2010/220 pages/LC: 2010011829
A Kumarian Press Book
"A great book for anyone seeking an introduction to refugee issues in the United States."—Bernadette Ludwig, Journal of American Ethnic History

"Haines ... offers a concise discussion of the ideological, moral and practical considerations that have shaped the US refugee resettlement program over the past seventy years.... This is an important and useful book to scholars of migration across the disciplines."—María Cristina García, Journal of American Studies

"An important summary and inquiry into the challenges of US resettlement research, policy, and programming.... [It] will challenge those who seek simple answers to questions of how refugees fare in the US and who or what is responsible for their success or lack thereof. Practitioners, researchers, and policy makers ... will benefit from this work’s comprehensive analysis and compelling insights, while the book is also recommended for others interested in better understanding the magnitude and intricacies of US refugee resettlement."—Journal of Refugee Studies

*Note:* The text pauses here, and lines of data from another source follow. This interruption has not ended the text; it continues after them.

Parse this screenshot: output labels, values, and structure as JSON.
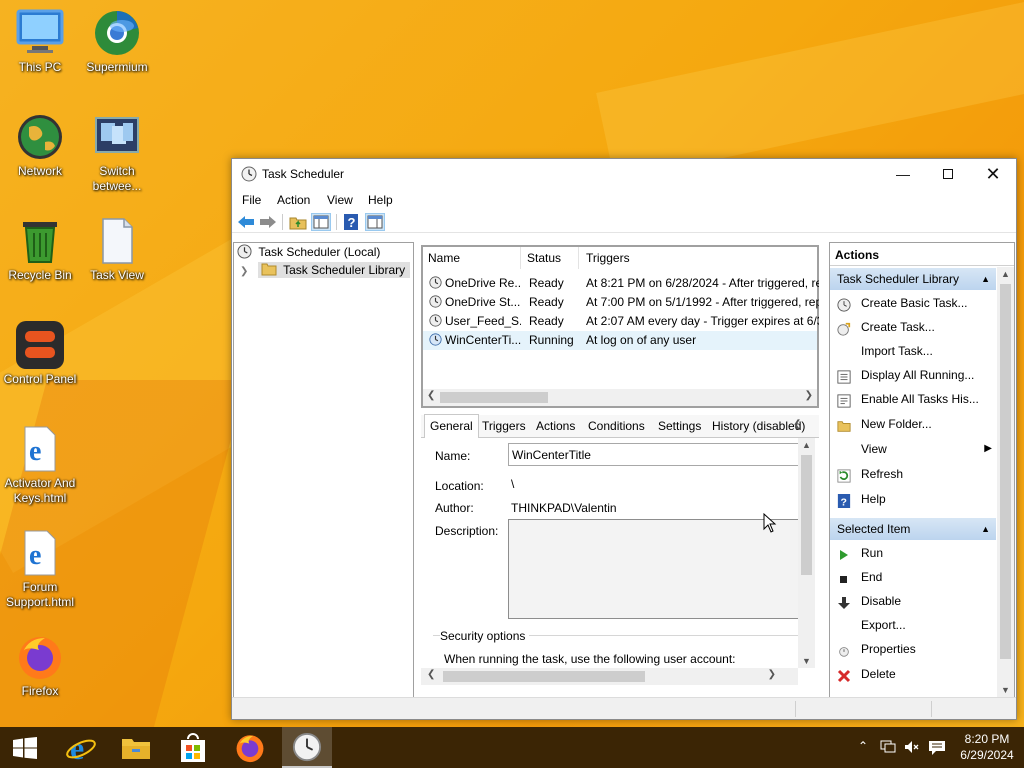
{
  "desktop": {
    "icons": [
      {
        "label": "This PC",
        "icon": "monitor-icon"
      },
      {
        "label": "Supermium",
        "icon": "browser-icon"
      },
      {
        "label": "Network",
        "icon": "globe-icon"
      },
      {
        "label": "Switch betwee...",
        "icon": "switch-windows-icon"
      },
      {
        "label": "Recycle Bin",
        "icon": "recycle-bin-icon"
      },
      {
        "label": "Task View",
        "icon": "document-icon"
      },
      {
        "label": "Control Panel",
        "icon": "control-panel-icon"
      },
      {
        "label": "Activator And Keys.html",
        "icon": "edge-html-icon"
      },
      {
        "label": "Forum Support.html",
        "icon": "edge-html-icon"
      },
      {
        "label": "Firefox",
        "icon": "firefox-icon"
      }
    ]
  },
  "window": {
    "title": "Task Scheduler",
    "menu": [
      "File",
      "Action",
      "View",
      "Help"
    ],
    "tree": {
      "root": "Task Scheduler (Local)",
      "child": "Task Scheduler Library"
    },
    "task_list": {
      "columns": [
        "Name",
        "Status",
        "Triggers"
      ],
      "rows": [
        {
          "name": "OneDrive Re...",
          "status": "Ready",
          "trigger": "At 8:21 PM on 6/28/2024 - After triggered, re"
        },
        {
          "name": "OneDrive St...",
          "status": "Ready",
          "trigger": "At 7:00 PM on 5/1/1992 - After triggered, rep"
        },
        {
          "name": "User_Feed_S...",
          "status": "Ready",
          "trigger": "At 2:07 AM every day - Trigger expires at 6/3"
        },
        {
          "name": "WinCenterTi...",
          "status": "Running",
          "trigger": "At log on of any user"
        }
      ]
    },
    "details": {
      "tabs": [
        "General",
        "Triggers",
        "Actions",
        "Conditions",
        "Settings",
        "History (disabled)"
      ],
      "name_label": "Name:",
      "name_value": "WinCenterTitle",
      "location_label": "Location:",
      "location_value": "\\",
      "author_label": "Author:",
      "author_value": "THINKPAD\\Valentin",
      "description_label": "Description:",
      "security_heading": "Security options",
      "security_text": "When running the task, use the following user account:"
    },
    "actions_pane": {
      "header": "Actions",
      "section1": "Task Scheduler Library",
      "items1": [
        {
          "label": "Create Basic Task...",
          "icon": "create-basic-task-icon"
        },
        {
          "label": "Create Task...",
          "icon": "create-task-icon"
        },
        {
          "label": "Import Task...",
          "icon": ""
        },
        {
          "label": "Display All Running...",
          "icon": "display-running-icon"
        },
        {
          "label": "Enable All Tasks His...",
          "icon": "enable-history-icon"
        },
        {
          "label": "New Folder...",
          "icon": "folder-icon"
        },
        {
          "label": "View",
          "icon": ""
        },
        {
          "label": "Refresh",
          "icon": "refresh-icon"
        },
        {
          "label": "Help",
          "icon": "help-icon"
        }
      ],
      "section2": "Selected Item",
      "items2": [
        {
          "label": "Run",
          "icon": "run-icon"
        },
        {
          "label": "End",
          "icon": "end-icon"
        },
        {
          "label": "Disable",
          "icon": "disable-icon"
        },
        {
          "label": "Export...",
          "icon": ""
        },
        {
          "label": "Properties",
          "icon": "properties-icon"
        },
        {
          "label": "Delete",
          "icon": "delete-icon"
        }
      ]
    }
  },
  "taskbar": {
    "time": "8:20 PM",
    "date": "6/29/2024",
    "apps": [
      "start-icon",
      "internet-explorer-icon",
      "file-explorer-icon",
      "store-icon",
      "firefox-icon",
      "task-scheduler-icon"
    ]
  },
  "colors": {
    "wallpaper": "#f5a80f",
    "taskbar": "#3b2505",
    "selection": "#e5f3fb",
    "section_header": "#c9dcf1"
  }
}
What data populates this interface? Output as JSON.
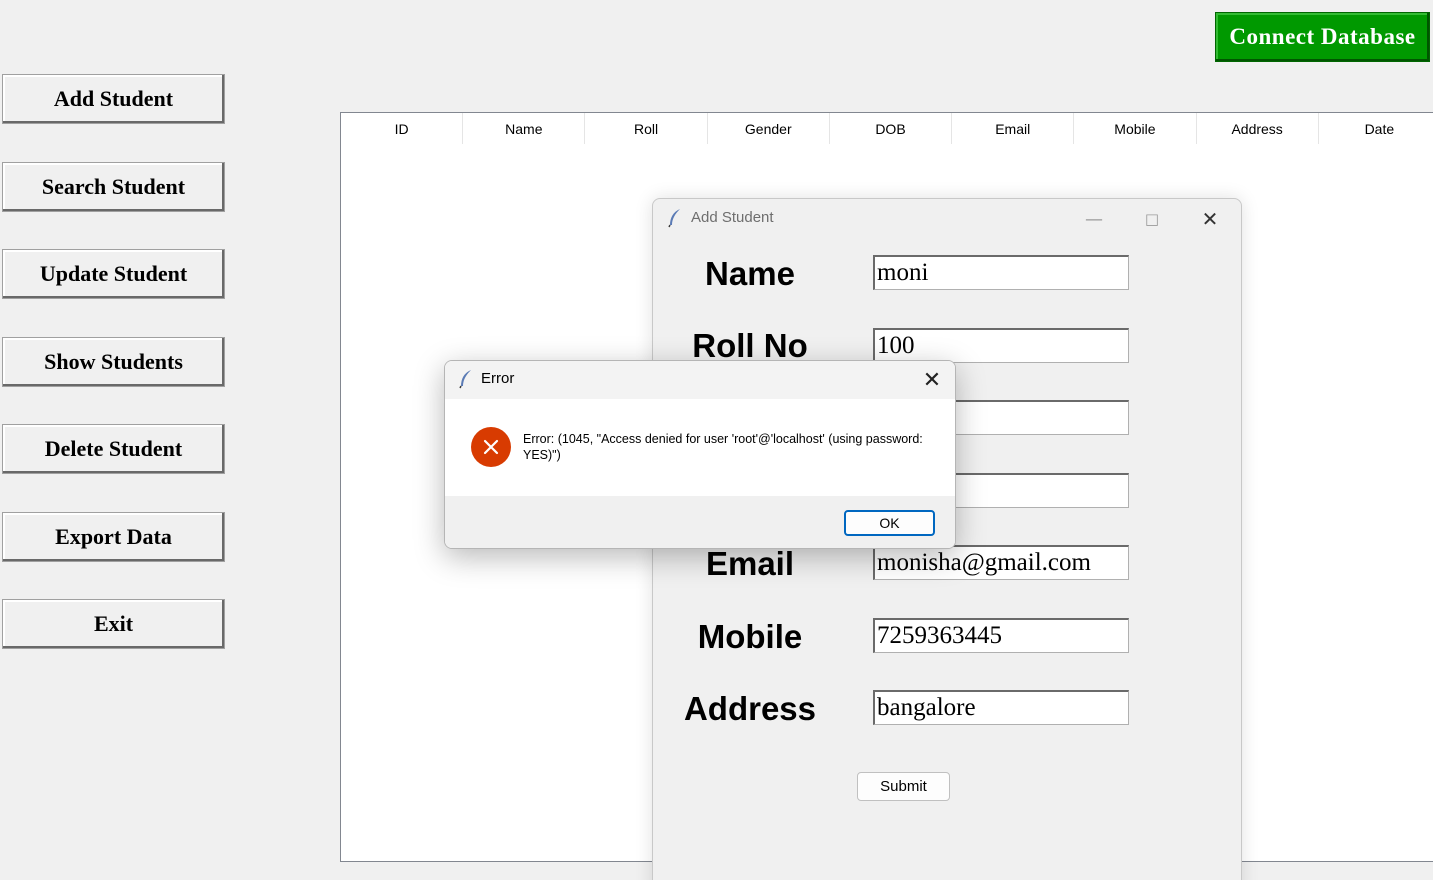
{
  "header": {
    "connect_label": "Connect Database",
    "connect_color": "#009900"
  },
  "sidebar": {
    "items": [
      {
        "label": "Add Student"
      },
      {
        "label": "Search Student"
      },
      {
        "label": "Update Student"
      },
      {
        "label": "Show Students"
      },
      {
        "label": "Delete Student"
      },
      {
        "label": "Export Data"
      },
      {
        "label": "Exit"
      }
    ]
  },
  "table": {
    "columns": [
      "ID",
      "Name",
      "Roll",
      "Gender",
      "DOB",
      "Email",
      "Mobile",
      "Address",
      "Date"
    ]
  },
  "add_window": {
    "title": "Add Student",
    "icon": "feather-icon",
    "controls": {
      "minimize": "—",
      "maximize": "□",
      "close": "✕"
    },
    "fields": [
      {
        "label": "Name",
        "value": "moni"
      },
      {
        "label": "Roll No",
        "value": "100"
      },
      {
        "label": "",
        "value": ""
      },
      {
        "label": "",
        "value": ""
      },
      {
        "label": "Email",
        "value": "monisha@gmail.com"
      },
      {
        "label": "Mobile",
        "value": "7259363445"
      },
      {
        "label": "Address",
        "value": "bangalore"
      }
    ],
    "submit_label": "Submit"
  },
  "error_dialog": {
    "title": "Error",
    "icon": "error-icon",
    "icon_color": "#d83b01",
    "message": "Error: (1045, \"Access denied for user 'root'@'localhost' (using password: YES)\")",
    "ok_label": "OK",
    "close_glyph": "✕"
  }
}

"A long overdue exploration of America's relationship to refugees and their relationship to their new country."—Lavinia Limon, US Committee for Refugees and Immigrants

"In this exquisitely researched, wide-ranging, and beautifully written book, David Haines ... historicizes, contextualizes and evaluates the experiences of refugees who have settled in the US since WWII.... His book provides invaluable lessons about both the refugees and the society that they are joining."— Steven J. Gold, Michigan State University

"Safe Haven? is essential reading for anyone studying or working with refugees in the United States." —Fred Conway, San Diego State University


In his masterful study of the relationship between refugees and the United States, covering seven decades of immigration history, David Haines shows how both the refugees and their new communities have struggled with national and ethnic identities, and also the effect that this struggle has had on US institutions and attitudes.


David W. Haines is professor of anthropology at George Mason University.


  • Refugees and America: Moral Commitments and Practical Challenges.
  • A New Land: Loss, Hope, and an Uncertain Future.
  • Perfectly American: Constructing the Refugee Experience.
  • Ethnicity’s Shadows: Dilemmas of Identity.
  • Binding the Generations: Households and Refugee Adaptation.
  • The Logic of Resettlement: English and Self-Sufficiency.
  • Refuge in America.